The air inlet system automatically opens in case of a power failure. This then allows fresh air to easily come inside the house.
The location of the air inlets inside the house is important. Not only the height where they are put into the side walls, as well as the distance between them, can dramatically improve the airflow and dispersion inside the poultry house.
Take note of the air inlet design. The design differs depending on the type of birds inside the house. When looking at broilers kept on the ground the inlets need to give you the perfect control. With broilers in cages, it is important that the air-flow refreshed everywhere in the house. With breeders, you should not get a draft in front or inside the nest boxes as the birds will not go in and when looking at layers in aviary systems the air should flow over the aviary as well as under the system, depending on the situation in the house. It becomes clear that there is more to be said about the ventilation system than just putting inlets in a wall. A rule of thumb is that at cooler times the inlet should direct the air towards the ridge of the house (the cooler air can then mix with the warm air at the top of the house) when it gets hot the air inlet should direct the air towards the animals. It is because of this that the inner flaps of the inlets need to have an aerodynamic shape to guide the air to where it is needed most according to the climate situation inside.
Tunnelling is important for cooling
The best practice is to have a combination of sidewall air inlets combined with tunnel ventilation. Tunnel ventilation is used for having greater airspeed through the house. Use cooling pads together with the tunnel units to have an effective cooling system in place. These pads should not be positioned directly at the tunnel units. Preferably there should be a small doghouse built around the tunnel unit areas. The cooling pad area is larger than the tunnel opening, this allows a lower airspeed through the pads. The airspeed will become higher when going through the tunnel unit. This is due to Bernoulli’s Principle.
Bernoulli’s principle states that as air moves from a wider pipe to a narrow one, the air begins to move faster. This is how the high airspeeds can still be achieved inside the house and the airspeed through the evaporative pads will stay low. In this way, the water droplets are not blown through the pad into the house. This, in turn, helps to keep the litter in good condition. Photo: TPI-Polytechnics
Mechanical ventilated housing
Heat stress is one of the reasons why a poultry house is performing badly. It is good to know how to spot the changes in behaviour of the animals that are in heat stress. Even better is it to avoid that the birds go into heat stress. That is why in the areas where the environmental temperature is severely high and unbearable for birds the mechanical ventilated housing systems have been introduced. The combination of tunnel and inlet ventilation systems has been reported to sustain im- proved bird production in these areas, regardless of the extreme weather conditions.

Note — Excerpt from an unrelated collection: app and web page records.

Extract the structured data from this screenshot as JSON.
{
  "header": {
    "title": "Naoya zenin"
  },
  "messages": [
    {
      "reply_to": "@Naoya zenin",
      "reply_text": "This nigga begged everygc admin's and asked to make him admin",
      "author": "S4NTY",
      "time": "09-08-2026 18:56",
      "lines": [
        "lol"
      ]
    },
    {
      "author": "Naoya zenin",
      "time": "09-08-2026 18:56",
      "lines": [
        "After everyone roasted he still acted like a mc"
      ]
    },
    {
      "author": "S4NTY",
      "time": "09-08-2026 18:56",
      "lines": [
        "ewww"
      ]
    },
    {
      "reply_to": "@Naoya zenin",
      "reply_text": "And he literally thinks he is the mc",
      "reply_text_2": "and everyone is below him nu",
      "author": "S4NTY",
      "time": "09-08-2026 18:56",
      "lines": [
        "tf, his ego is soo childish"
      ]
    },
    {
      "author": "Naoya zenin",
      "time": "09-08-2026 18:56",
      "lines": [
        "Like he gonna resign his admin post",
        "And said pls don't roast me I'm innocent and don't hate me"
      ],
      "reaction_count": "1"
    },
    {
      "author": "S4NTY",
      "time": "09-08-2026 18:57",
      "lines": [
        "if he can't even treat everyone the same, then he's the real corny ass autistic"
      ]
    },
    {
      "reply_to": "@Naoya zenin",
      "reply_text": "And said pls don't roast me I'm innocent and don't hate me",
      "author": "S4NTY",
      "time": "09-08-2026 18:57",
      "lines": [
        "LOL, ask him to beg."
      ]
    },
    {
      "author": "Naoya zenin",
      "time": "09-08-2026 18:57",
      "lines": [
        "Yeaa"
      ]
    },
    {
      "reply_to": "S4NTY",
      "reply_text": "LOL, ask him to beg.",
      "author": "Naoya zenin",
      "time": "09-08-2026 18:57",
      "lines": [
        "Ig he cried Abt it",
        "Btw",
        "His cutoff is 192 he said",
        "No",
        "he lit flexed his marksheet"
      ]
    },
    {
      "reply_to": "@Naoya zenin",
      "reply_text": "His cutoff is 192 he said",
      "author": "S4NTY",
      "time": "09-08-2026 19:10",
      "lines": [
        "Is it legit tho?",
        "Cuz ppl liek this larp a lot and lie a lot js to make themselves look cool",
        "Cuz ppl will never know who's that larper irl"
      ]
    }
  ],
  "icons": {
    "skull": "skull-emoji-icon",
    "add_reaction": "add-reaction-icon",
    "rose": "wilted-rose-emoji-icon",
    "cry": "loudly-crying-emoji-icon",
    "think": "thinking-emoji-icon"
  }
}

Important to note is that to design an optimal mechanically ventilated house, attention should be given to the needed capacity calculation for the type of birds that will be in the house. The amount of heat generated by the birds. The sizes, positioning and design of inlets and exhaust fans should match with the type of bird in the house. And finally, the capacity of circulation fans required for the sidewall air inlet ventilation system. It is best practice to think about the ventilation system upfront while planning your house.
References are available on request
Author: Peter Markert, Area Sales Manager at TPI-Polytechnics